“radically different but familiar” is how Jennifer Bonner, founder of MALL and associate professor of architecture at the Harvard Graduate School of Design, describes her own Atlanta residence, Haus Gables, which she designed as a life-size study of asymmetrical gabled roofs built from crosswise laminated timber, which also allows for interior views unimpeded by support beams and posts. ‘You observe the new materiality. The conventional expressions and materials have changed, but it is still a gabled typology,” says Bonner.

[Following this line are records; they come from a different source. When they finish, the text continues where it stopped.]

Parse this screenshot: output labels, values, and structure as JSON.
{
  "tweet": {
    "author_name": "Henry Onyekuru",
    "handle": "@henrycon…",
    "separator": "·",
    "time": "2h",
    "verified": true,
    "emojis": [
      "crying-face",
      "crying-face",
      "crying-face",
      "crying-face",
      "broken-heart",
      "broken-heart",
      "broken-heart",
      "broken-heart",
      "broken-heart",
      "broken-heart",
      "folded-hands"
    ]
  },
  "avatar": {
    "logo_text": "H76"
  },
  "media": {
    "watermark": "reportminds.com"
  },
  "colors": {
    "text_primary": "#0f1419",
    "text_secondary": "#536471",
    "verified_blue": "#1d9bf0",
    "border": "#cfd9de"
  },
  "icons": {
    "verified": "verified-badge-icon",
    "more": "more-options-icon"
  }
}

Many examples of the new generation of gabled roofs lack conventional gutters: “Without overhangs, we collect water around the base of the house in a gravel basin with pipes below the level,” explains Bruns. “Removing the gutter and letting the water run down the sides of the house is an innovative way to deal with this water.” Access to the interior and a glorification of the interior gables are also common features. “The problem with conventional gabled roofs is that you can never live in them unless you explore and play in the attic,” Bonner says.

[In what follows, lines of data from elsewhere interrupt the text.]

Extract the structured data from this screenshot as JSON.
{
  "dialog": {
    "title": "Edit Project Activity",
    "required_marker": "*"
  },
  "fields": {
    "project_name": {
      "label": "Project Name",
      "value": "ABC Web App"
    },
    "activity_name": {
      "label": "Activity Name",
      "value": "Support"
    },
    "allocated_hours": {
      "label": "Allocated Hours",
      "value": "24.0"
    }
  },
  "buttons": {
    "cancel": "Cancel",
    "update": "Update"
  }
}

Putting the form and its cultural currency at the service of people who had no access to it in the past also encourages explorations of affordable versions, which can be even more fun. Take, for example, the Bastion Community, OJT’s recently completed affordable housing development for veterans in New Orleans’ Gentilly neighborhood. The aerial view mirrors that of idyllic 1950s and 1960s suburbs such as Levittown, New York, where charming pointed rooflines also contained restrictive racial similarities that forbade sale to non-whites. Although marketed as a symbol of home ownership to the masses, those iconic suburban rooflines were associated with redlining for the marginalized. A resemblance to those once restrictive suburbs is a hallmark of Tate’s project that makes it almost resemble a housing-type reclamation – even if it wasn’t his intention. “The objectives were to develop a massive and spatial organization that supported the mission and would integrate into the surrounding neighborhood,” he says.

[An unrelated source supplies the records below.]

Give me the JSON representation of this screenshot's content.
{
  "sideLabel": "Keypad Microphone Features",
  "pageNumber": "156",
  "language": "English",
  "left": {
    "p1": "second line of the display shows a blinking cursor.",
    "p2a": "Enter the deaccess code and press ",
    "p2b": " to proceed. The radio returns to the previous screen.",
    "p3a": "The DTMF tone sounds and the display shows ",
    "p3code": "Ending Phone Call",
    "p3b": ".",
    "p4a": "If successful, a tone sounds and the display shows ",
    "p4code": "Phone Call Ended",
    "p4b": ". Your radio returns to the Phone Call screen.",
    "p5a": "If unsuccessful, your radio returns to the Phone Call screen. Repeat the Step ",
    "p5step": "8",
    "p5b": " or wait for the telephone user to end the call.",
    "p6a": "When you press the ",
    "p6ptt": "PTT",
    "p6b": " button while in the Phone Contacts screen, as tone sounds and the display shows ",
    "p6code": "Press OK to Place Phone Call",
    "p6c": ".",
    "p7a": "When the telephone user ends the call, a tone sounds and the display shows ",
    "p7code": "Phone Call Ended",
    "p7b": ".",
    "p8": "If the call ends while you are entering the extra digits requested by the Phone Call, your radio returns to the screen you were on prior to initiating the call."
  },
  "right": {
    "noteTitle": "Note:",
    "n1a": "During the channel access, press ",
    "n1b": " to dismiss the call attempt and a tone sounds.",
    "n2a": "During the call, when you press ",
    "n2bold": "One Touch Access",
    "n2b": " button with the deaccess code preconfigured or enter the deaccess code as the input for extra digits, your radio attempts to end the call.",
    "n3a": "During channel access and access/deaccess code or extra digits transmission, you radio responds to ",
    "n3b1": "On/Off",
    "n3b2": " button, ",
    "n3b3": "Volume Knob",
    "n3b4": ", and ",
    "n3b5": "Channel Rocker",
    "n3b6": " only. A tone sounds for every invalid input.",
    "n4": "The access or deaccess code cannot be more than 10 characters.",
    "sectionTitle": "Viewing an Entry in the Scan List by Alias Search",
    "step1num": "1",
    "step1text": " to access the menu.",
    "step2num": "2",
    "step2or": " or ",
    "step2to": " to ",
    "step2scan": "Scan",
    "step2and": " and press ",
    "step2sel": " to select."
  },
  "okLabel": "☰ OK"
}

In areas of Alabama, Nebraska, and Wyoming, and in Wisconsin, where Bruns Architecture is located, some developers still rely on restrictive agreements, though they no longer impose racial exclusivity, but only architectural homogeneity. “Frank Lloyd Wright’s house would not have been acceptable in these developments,” says Stephen Bruns. One of his clients looking for a lot to build on dug through more than 124 pages of legal texts to find that the developers selling the lot had not only added a pitched roof agreement, but even the degree of specified the slope. “Through these covenants, uniformity has been created and the decision of one person is conditionally prescribed,” says Bruns.
Viewed through that lens, developers and their architecture control committees and homeowners’ associations could undermine efforts to update and improve facades, in the same way the proposed Trump administration order to restrict federal architectural styles could hinder innovation in may have killed public buildings.
Of the growing number of hybridized, new-familiar-contextual projects, there are plenty of innovators looking to adapt previous forms — not just anchor them in new construction — to bring about real change. “We’re trying to engage in a dialogue with our environment, not our own conversation,” Tate says.
This article was originally published in Metropolis.